*** Opening of THE RECORDS ***

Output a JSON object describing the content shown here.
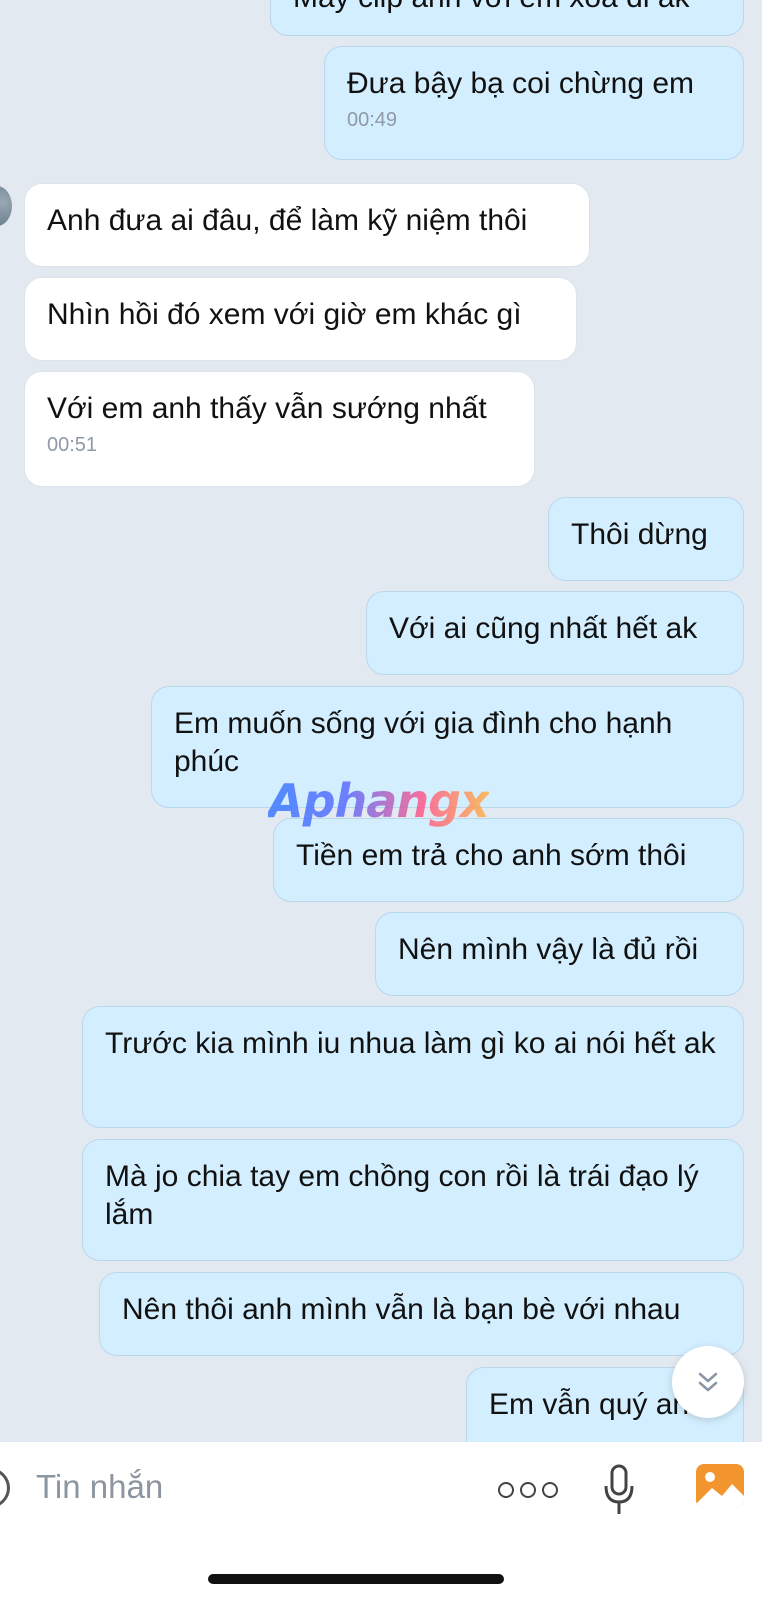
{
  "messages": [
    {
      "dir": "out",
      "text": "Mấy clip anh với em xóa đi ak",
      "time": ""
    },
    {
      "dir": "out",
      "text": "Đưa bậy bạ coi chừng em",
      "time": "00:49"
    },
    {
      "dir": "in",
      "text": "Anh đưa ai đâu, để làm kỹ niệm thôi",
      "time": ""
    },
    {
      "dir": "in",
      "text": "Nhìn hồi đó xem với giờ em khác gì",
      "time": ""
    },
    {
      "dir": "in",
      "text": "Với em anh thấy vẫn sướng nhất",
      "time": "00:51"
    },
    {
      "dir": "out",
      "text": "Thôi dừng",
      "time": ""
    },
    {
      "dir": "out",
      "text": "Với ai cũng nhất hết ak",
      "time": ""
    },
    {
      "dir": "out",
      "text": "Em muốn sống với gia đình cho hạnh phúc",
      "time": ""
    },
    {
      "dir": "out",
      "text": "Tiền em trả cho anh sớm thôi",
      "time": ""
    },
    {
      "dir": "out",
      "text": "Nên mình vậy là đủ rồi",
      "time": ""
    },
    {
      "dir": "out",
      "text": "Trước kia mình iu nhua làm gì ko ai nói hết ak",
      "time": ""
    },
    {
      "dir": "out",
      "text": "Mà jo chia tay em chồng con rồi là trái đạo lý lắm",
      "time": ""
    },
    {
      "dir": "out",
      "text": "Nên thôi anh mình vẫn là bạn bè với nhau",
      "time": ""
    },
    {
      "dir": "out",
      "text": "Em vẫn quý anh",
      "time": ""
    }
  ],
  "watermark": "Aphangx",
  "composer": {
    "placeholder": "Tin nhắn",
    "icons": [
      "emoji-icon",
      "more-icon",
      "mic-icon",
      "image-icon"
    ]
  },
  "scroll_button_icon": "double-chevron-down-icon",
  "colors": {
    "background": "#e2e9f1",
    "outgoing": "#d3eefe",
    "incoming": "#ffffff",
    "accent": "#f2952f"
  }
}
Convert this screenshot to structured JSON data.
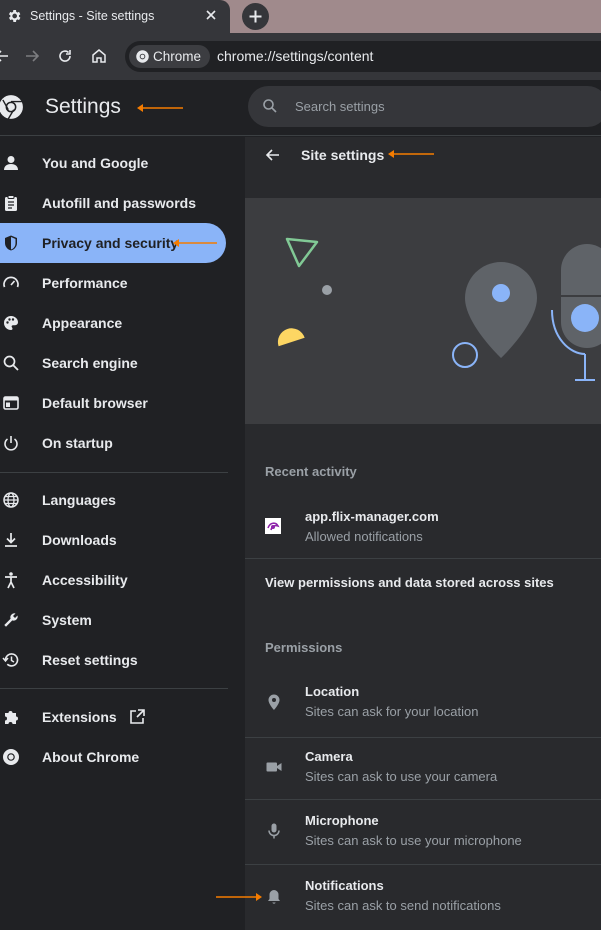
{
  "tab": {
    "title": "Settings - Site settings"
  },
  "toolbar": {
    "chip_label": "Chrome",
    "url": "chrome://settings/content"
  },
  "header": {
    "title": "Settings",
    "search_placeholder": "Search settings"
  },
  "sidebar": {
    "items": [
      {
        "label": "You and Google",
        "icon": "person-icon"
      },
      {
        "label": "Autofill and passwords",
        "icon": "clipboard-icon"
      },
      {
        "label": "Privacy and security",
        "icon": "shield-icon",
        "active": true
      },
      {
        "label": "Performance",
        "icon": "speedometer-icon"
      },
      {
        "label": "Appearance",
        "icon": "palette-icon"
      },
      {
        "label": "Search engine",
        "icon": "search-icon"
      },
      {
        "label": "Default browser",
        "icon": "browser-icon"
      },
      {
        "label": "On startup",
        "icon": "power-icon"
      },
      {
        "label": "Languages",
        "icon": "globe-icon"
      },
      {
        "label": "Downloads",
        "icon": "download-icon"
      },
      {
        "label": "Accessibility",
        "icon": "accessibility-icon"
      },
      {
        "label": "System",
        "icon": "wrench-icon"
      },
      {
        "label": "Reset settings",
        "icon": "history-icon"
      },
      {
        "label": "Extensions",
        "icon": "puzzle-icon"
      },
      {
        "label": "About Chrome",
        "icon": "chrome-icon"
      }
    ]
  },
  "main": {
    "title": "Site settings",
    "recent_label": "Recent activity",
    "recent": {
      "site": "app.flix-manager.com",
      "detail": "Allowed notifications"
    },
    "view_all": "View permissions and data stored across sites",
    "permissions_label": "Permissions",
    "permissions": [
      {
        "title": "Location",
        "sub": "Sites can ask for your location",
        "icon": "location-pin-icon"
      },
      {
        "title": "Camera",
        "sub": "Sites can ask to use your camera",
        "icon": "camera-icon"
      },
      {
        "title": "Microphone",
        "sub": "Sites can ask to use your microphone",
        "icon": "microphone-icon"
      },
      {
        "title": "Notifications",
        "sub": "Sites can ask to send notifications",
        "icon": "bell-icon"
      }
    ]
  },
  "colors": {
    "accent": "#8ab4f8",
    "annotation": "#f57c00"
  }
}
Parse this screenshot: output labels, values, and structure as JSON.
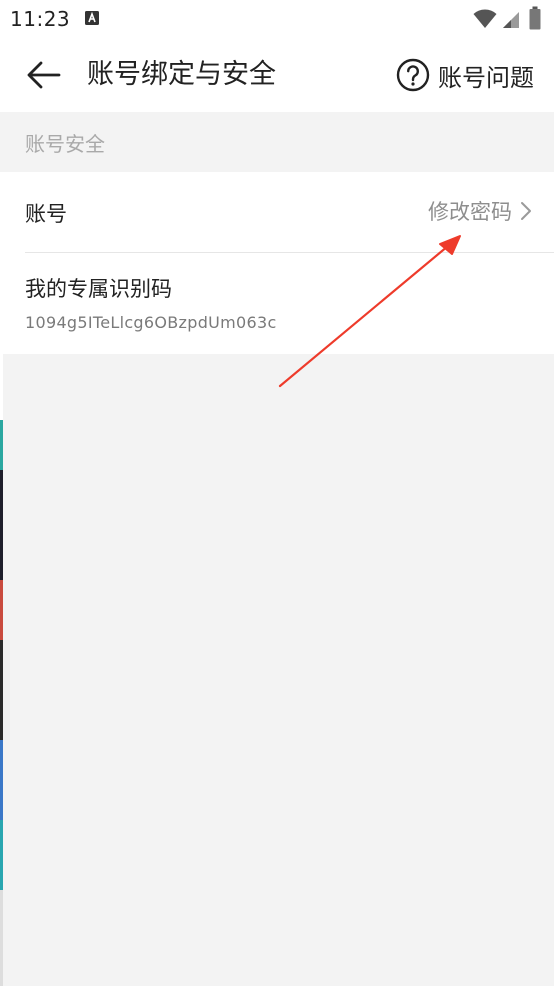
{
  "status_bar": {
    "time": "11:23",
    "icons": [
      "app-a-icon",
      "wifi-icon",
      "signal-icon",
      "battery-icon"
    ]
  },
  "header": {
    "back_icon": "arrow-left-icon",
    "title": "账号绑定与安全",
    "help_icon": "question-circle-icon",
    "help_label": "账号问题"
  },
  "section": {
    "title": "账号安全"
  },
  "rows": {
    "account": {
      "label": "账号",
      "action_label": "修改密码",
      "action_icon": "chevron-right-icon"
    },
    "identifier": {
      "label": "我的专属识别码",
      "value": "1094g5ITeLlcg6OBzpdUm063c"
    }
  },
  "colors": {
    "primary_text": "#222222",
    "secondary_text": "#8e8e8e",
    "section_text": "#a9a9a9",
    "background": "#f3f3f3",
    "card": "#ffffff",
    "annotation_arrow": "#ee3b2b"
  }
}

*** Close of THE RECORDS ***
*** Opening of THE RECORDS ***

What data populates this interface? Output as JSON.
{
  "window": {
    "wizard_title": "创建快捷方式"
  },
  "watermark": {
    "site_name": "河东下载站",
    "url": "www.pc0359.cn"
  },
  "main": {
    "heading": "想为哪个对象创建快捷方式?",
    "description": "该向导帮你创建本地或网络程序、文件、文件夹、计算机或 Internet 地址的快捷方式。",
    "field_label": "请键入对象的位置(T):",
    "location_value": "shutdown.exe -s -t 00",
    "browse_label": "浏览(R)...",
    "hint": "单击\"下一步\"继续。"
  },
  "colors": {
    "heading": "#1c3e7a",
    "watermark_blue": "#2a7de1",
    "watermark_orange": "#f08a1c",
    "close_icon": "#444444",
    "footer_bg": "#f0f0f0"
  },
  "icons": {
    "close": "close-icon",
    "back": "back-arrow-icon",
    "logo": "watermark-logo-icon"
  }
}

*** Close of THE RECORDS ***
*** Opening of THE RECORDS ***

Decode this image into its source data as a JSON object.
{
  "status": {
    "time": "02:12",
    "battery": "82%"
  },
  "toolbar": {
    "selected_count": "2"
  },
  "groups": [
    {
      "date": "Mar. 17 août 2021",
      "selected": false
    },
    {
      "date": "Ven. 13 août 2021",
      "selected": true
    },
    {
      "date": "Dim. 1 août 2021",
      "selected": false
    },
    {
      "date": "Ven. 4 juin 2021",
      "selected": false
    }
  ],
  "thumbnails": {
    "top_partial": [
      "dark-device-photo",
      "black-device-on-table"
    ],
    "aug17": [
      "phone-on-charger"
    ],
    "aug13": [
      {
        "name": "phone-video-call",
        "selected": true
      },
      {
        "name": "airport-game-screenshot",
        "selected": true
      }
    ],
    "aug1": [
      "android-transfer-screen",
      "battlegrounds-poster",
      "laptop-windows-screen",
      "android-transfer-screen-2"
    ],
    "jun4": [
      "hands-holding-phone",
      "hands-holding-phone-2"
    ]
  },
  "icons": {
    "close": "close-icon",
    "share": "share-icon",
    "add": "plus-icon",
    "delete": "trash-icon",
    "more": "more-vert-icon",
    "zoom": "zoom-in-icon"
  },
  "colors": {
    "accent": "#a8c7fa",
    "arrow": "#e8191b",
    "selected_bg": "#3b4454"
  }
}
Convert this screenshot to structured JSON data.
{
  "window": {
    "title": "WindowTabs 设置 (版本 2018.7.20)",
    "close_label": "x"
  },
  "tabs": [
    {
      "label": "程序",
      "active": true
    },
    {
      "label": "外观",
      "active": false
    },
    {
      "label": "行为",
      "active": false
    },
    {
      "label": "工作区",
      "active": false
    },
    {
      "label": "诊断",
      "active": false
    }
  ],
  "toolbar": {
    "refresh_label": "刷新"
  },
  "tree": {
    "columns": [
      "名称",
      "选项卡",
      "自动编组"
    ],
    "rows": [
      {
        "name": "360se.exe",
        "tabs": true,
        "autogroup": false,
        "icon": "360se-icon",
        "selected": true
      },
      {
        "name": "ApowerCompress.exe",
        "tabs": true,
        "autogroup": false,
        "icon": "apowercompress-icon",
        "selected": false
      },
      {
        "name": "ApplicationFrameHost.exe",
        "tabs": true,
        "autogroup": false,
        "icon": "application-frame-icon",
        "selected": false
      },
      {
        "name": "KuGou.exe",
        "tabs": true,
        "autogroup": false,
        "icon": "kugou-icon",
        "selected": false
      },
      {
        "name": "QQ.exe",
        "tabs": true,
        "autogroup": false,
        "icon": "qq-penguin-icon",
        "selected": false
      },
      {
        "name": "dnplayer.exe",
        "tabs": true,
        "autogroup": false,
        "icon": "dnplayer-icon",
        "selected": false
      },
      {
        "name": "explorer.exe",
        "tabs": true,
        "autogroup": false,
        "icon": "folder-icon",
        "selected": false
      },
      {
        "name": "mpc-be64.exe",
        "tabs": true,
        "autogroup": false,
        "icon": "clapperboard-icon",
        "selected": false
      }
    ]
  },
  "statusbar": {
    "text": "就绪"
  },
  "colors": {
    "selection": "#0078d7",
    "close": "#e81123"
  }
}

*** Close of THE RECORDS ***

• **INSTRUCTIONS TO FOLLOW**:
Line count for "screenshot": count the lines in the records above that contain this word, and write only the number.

• **ANSWER BELOW**:
4